What you need to do >>
Look at each line below and tally those holding "icon"; answer with that figure and nothing else.

Stored data entries >>
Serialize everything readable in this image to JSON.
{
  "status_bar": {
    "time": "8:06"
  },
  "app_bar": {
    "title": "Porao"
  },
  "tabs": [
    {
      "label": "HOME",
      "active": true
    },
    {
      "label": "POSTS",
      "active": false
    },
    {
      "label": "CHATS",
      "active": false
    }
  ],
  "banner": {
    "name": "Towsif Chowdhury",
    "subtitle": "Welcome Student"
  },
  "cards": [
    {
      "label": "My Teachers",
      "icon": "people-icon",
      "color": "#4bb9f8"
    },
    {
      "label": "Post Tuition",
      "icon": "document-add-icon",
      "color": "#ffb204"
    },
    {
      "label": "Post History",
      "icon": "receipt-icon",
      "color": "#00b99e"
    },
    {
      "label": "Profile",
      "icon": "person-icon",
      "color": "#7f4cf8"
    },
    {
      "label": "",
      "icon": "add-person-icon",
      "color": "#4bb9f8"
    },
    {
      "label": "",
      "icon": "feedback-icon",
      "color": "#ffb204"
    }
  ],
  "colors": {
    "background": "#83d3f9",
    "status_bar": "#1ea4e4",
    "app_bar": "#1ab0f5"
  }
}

Answer for the task >>
6